Tempered glass needs to surround decorative glass used in a door. This protects people from injury if the glass is broken and it also serves as a barrier against heat loss during cold months. Tempered glass must be ordered in advance and once its been tempered, it can't be cut or ground. (there are pictures that were taken to illustrate this article at http://www.betterstainedglass.com/Newsletter/Archives/2006July-windowindoor/howtohangindoor.htm
#1 Here the panel is lightly cleaned to get any dust off of it that may have collected after you take it to them. They only do a light cleaning, you are responsible for making sure that it is as clean as possible when you take it to them.
#2 Next, the tempered glass is sent through a machine which “super cleans" and dries it.
#3 The stained glass is next laid out on one sheet of the tempered glass. It is centered and there is a gap on each side and top and bottom of 5/16" (the size you subtracted from your finished size when building your panel).
#4 Now, a sticky backed, foam tape with a metal skin is applied to the stained glass panel and the tempered glass below. It sticks to both pieces and holds them firmly.
#5 The metal tape is scored on each corner so it can be folded around the corner with a sharp clean edge. The tape can vary in width, this tape is 1/2", (we recommend 1/4" since the air gap will be less noticeable and the final width of the piece will be 1/2" total.
#6 Laying the second sheet on the foam tape requires help because they only get one chance to do it perfectly. Once the top sheet touches the tape, it's stuck. For this reason, you should always allow for an extra 1/8" in the finished opening of your door, in case the two sheets are slightly misaligned.
#7 Finally, the completed “sandwich" of glass is clamped in a table and hot butyl rubber is forced between the two sheets of tempered glass and filling the gap between the two.
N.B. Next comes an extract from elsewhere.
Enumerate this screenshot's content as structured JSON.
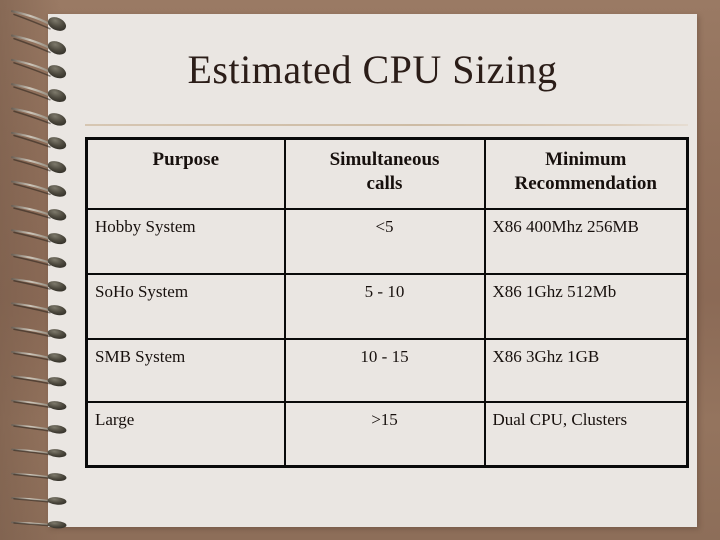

This covers the foam tape completely.
#8 Here, the completed window is ready for the customer to pick it up and to install it in their door.
Finally, the completed panel is installed in the door and it looks great!
To correctly size a window, we recommend the following:
The decorative panel should be sized 1" smaller than the actual opening in the door. This allows there to be enough space for foam tape in the bottom of the opening to support the window and for silicone in the sides and top to hold the panel securely. The tempered glass (ordered in advance from the glass company) should be 1/8" smaller than the actual opening on each side or 1/4" smaller in total.
The window trim must be 1/2" or greater on each side. This will allow any slight gaps between the foam tape used when applying tempered glass to the decorative panel to be covered by the trim.
David Gomm started building stained glass windows professionally back in 1983 and has become an expert at many aspects of stained glass building, design and repair. He writes a monthly newsletter at his better stained glass website.